Skip to content

Cool as Cucumbers!

Activity 1: Get to know your cucumber

What you need:

  • One large cucumber. 
  • Knife and cutting board (for teacher/grown up use) 
  • White paper 
  • Toothpicks  
  • Hand lens or magnifying glass 
  • Microscope (if you have one) 
  • Enough worksheets for everybody 

To do:

1. Look at the image right at the top of the page, you can clearly see the seeds bunched together in groups of four or five. Each seed has a tiny embryo – can you spot it? And how many seeds are inside each slice on the cucumber?  

2. Before cutting it up, take a good look at your ‘class cucumber’ by passing it around. How does it feel? Cool or warm? Can you describe it? Can you see the seeds from the outside? Sniff the cucumber – what does it smell like? 

3. Now, a teacher or another grown up will carefully slice through the 'class cucumber' and give everyone a slice to look closely at.

4. Now you have your slice of cucumber, place it flat on the white paper. Use toothpicks to carefully separate some seeds from the rest of the cucumber. Look closely at them with your hand lens. Draw what the seeds look like under the hand lens/microscope. Now you are becoming a seed scientist!

5. Look carefully at the images below. Label the diagram on the left using the same words as the peach seed diagram.  

Close up of a cucumber
Peach seed diagram


  • Which parts of your cucumber slice are the endosperm, embryo and seed coat? 
  • Which parts of the cucumber slice are the endocarp, mesocarp and exocarp?  

6. Now that you’ve had a good look at fresh cucumber seeds, put them aside so we can look at dried ones. You may see a big difference between your wet seeds and the dry seeds in the packet. 

Activity 2: Testing cucumber seeds for fill, viability and germination

What you need:

  • A packet of dry cucumber seeds (from a garden shop or similar place) 
  • Sharp, pointed scissors 
  • Hand lenses 

Making a prediction!

Before testing, get into groups of three students and discuss your scientific predictions.  

I predict that the cucumber seeds will…. (circle the answer) 

Float – Sink 

Make a sound when dropped – Not make a sound when dropped
Have a visible embryo – Not have a visible embryo 

Germinate – Not germinate 


Seed experiments!

Now, you are ready to starting your experiments! Check the list below when you’ve completed each experiment.   
 Float test 
 Drop test 
 Cut test 
 Freeze test 
 Dry test 
 Wet test 

1. Do the cucumber seeds float? Remember, filled seeds will sink while empty seed will float. Write your observation here. 

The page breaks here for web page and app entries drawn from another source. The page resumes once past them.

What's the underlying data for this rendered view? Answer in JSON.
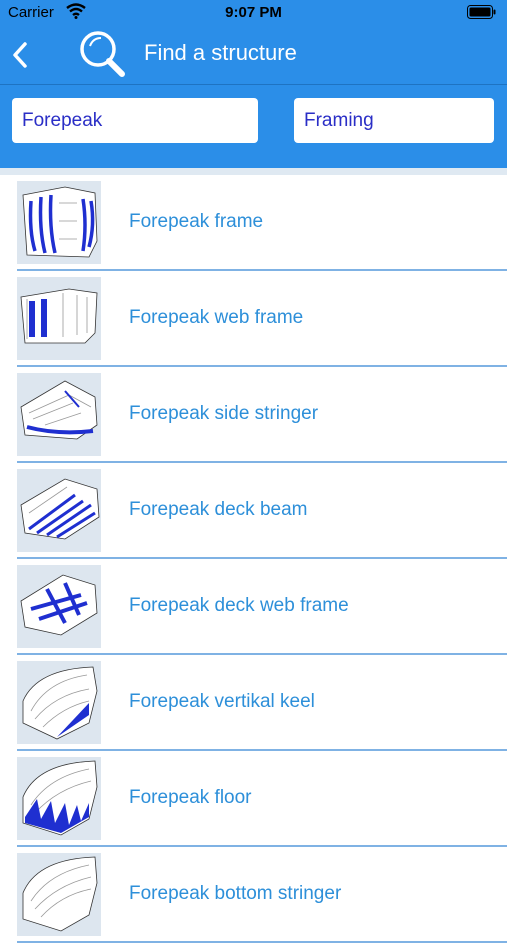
{
  "status": {
    "carrier": "Carrier",
    "time": "9:07 PM"
  },
  "nav": {
    "title": "Find a structure"
  },
  "filters": {
    "area": "Forepeak",
    "category": "Framing"
  },
  "items": [
    {
      "label": "Forepeak frame",
      "icon": "forepeak-frame-thumbnail"
    },
    {
      "label": "Forepeak web frame",
      "icon": "forepeak-web-frame-thumbnail"
    },
    {
      "label": "Forepeak side stringer",
      "icon": "forepeak-side-stringer-thumbnail"
    },
    {
      "label": "Forepeak deck beam",
      "icon": "forepeak-deck-beam-thumbnail"
    },
    {
      "label": "Forepeak deck web frame",
      "icon": "forepeak-deck-web-frame-thumbnail"
    },
    {
      "label": "Forepeak vertikal keel",
      "icon": "forepeak-vertikal-keel-thumbnail"
    },
    {
      "label": "Forepeak floor",
      "icon": "forepeak-floor-thumbnail"
    },
    {
      "label": "Forepeak bottom stringer",
      "icon": "forepeak-bottom-stringer-thumbnail"
    }
  ],
  "colors": {
    "header": "#2b8ee8",
    "label": "#2d8fd9",
    "field_text": "#2a2ec6",
    "highlight": "#1f2fd0"
  }
}
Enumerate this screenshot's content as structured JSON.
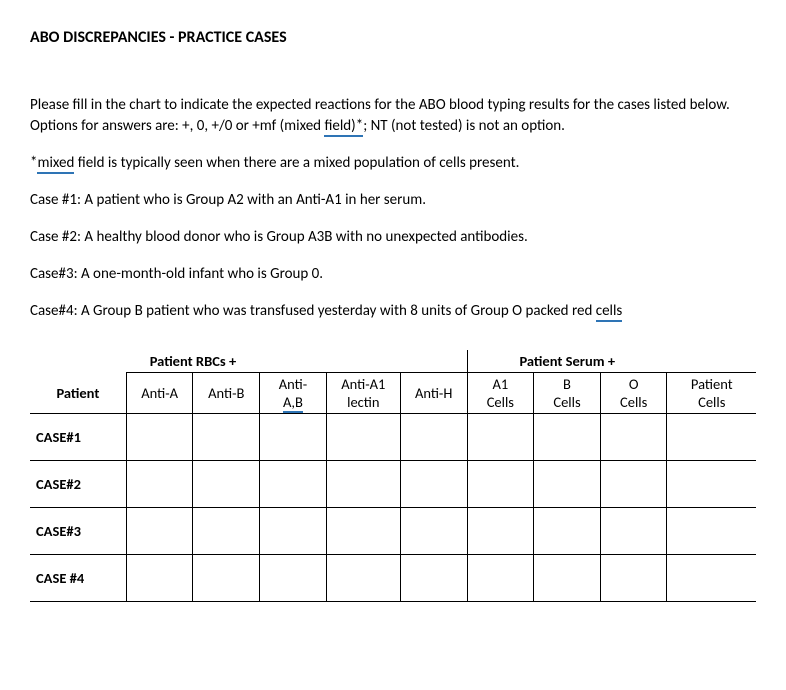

2. Do your dry cucumber seeds make a sound when you drop them on a hard surface? Remember, scientists listen for the sound the seeds make when dropped onto a hard surface – empty seeds and filled seeds sound different. Describe the sound here. 

3. Use sharp scissors to cut one of cucumber seeds in half then look at it very closely using a hand lens or microscope to look for the endosperm and embryo. This is what scientists call a ‘cut test’.  Write your observation here. 


4. Draw what you see inside the cucumber seed.

Now that you’ve tested your cucumber seeds for ‘fill’, it’s time to test for viability and germination. Remember, viability testing is learning whether a seed is alive or not. But germination testing is asking whether the seed is ripe enough.

5. Take some cucumber seeds from the packet and divide them into three groups for testing under the same conditions but with one variable. The variable you are going to change is ‘storing’ them three different ways before germination. 

Freeze test Dry Test Wet test
At the Australian PlantBank, scientists use cryostorage to keep seeds for the future. Cryostorage means freezing the seeds at a very low temperature. Some seeds don’t need to be stored in any special way, just kept dry and safe. But not too dry! When seeds are too dry, this is called ‘desiccation’ Some seeds don't mind getting their feet wet and in fact germinate faster if they’ve been kept wet.   
  • Place these cucumber seeds in the school freezer overnight.
  • Place these cucumber seeds somewhere dry and safe overnight.
  • Place these cucumber seeds in a glass jar of water overnight. You don’t need to put a lid on top.

6. Now, it’s time for the final stage of your experiment – planting the cucumber seeds! Take all of the three test groups and get ready to plant them. If all three sprout into plants, then you know that cucumber seeds can be stored frozen, dry or wet and still remain viable. If some don’t sprout at all, then you know that some conditions just don’t suit cucumbers.

Do you think all of the seeds will sprout? And will they sprout at the same time? Will some take longer than others? If yes, which ones?

To make sure you know which group is which, prepare some labelled seedling trays.  You’ll need three trays – one for each type of storage. Remember, it’s important to keep everything in your experiment fair and accurate, so use the same soil for each tray, the same amount of water and put them in the same (sunny) position. Follow the instructions on the seed packet for more information.  

Over the next few days and weeks, write your observations in your workbooks. You could write them as a “Diary of a Cucumber”.